(Component data from apps and pages)
────────────────────────────────────────

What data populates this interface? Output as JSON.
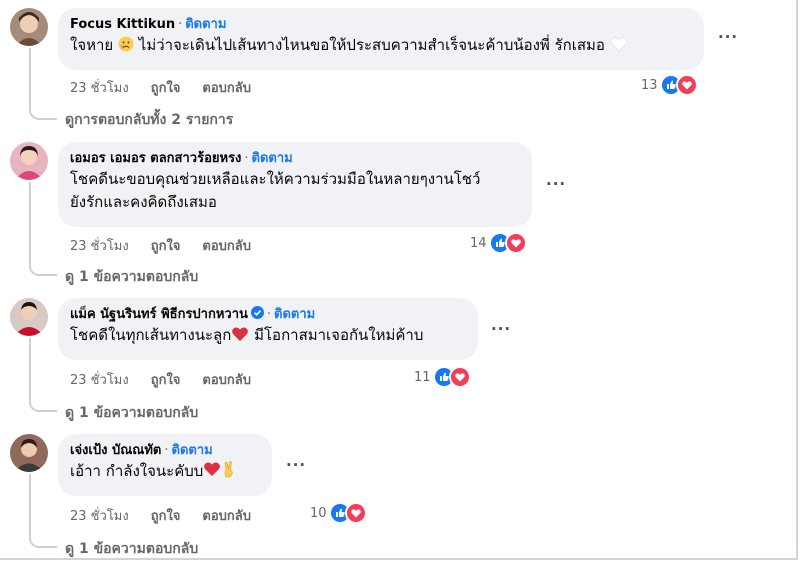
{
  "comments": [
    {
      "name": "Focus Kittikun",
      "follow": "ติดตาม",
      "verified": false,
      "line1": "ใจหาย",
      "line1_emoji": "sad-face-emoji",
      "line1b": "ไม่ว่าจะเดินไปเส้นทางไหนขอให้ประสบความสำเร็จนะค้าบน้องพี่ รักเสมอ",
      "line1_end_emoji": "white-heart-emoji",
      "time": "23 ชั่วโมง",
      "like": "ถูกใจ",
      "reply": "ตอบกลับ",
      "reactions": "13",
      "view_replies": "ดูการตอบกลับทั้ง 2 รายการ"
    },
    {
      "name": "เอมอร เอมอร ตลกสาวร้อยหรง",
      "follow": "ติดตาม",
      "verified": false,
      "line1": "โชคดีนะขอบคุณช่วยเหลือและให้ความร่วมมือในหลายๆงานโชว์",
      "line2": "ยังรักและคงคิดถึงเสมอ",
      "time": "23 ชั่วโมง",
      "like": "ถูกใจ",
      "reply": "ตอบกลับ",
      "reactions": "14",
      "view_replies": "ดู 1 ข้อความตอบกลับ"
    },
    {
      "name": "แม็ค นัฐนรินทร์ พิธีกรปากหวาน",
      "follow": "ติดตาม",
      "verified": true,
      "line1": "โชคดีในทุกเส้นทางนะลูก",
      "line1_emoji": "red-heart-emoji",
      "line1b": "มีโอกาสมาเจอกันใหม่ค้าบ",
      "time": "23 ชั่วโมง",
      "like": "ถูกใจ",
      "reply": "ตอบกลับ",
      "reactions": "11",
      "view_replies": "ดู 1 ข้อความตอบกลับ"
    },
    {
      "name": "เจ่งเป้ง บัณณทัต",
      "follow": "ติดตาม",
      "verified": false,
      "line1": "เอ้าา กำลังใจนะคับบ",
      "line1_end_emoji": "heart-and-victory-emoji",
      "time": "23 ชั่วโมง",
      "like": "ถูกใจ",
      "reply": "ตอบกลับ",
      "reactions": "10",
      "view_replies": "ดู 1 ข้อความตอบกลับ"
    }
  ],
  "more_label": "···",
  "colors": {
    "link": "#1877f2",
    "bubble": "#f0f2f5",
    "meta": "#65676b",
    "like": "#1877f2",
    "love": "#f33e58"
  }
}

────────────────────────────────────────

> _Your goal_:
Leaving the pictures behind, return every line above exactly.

> _Reply_:
What data populates this interface? Output as JSON.
{
  "comments": [
    {
      "name": "Focus Kittikun",
      "follow": "ติดตาม",
      "verified": false,
      "line1": "ใจหาย",
      "line1_emoji": "sad-face-emoji",
      "line1b": "ไม่ว่าจะเดินไปเส้นทางไหนขอให้ประสบความสำเร็จนะค้าบน้องพี่ รักเสมอ",
      "line1_end_emoji": "white-heart-emoji",
      "time": "23 ชั่วโมง",
      "like": "ถูกใจ",
      "reply": "ตอบกลับ",
      "reactions": "13",
      "view_replies": "ดูการตอบกลับทั้ง 2 รายการ"
    },
    {
      "name": "เอมอร เอมอร ตลกสาวร้อยหรง",
      "follow": "ติดตาม",
      "verified": false,
      "line1": "โชคดีนะขอบคุณช่วยเหลือและให้ความร่วมมือในหลายๆงานโชว์",
      "line2": "ยังรักและคงคิดถึงเสมอ",
      "time": "23 ชั่วโมง",
      "like": "ถูกใจ",
      "reply": "ตอบกลับ",
      "reactions": "14",
      "view_replies": "ดู 1 ข้อความตอบกลับ"
    },
    {
      "name": "แม็ค นัฐนรินทร์ พิธีกรปากหวาน",
      "follow": "ติดตาม",
      "verified": true,
      "line1": "โชคดีในทุกเส้นทางนะลูก",
      "line1_emoji": "red-heart-emoji",
      "line1b": "มีโอกาสมาเจอกันใหม่ค้าบ",
      "time": "23 ชั่วโมง",
      "like": "ถูกใจ",
      "reply": "ตอบกลับ",
      "reactions": "11",
      "view_replies": "ดู 1 ข้อความตอบกลับ"
    },
    {
      "name": "เจ่งเป้ง บัณณทัต",
      "follow": "ติดตาม",
      "verified": false,
      "line1": "เอ้าา กำลังใจนะคับบ",
      "line1_end_emoji": "heart-and-victory-emoji",
      "time": "23 ชั่วโมง",
      "like": "ถูกใจ",
      "reply": "ตอบกลับ",
      "reactions": "10",
      "view_replies": "ดู 1 ข้อความตอบกลับ"
    }
  ],
  "more_label": "···",
  "colors": {
    "link": "#1877f2",
    "bubble": "#f0f2f5",
    "meta": "#65676b",
    "like": "#1877f2",
    "love": "#f33e58"
  }
}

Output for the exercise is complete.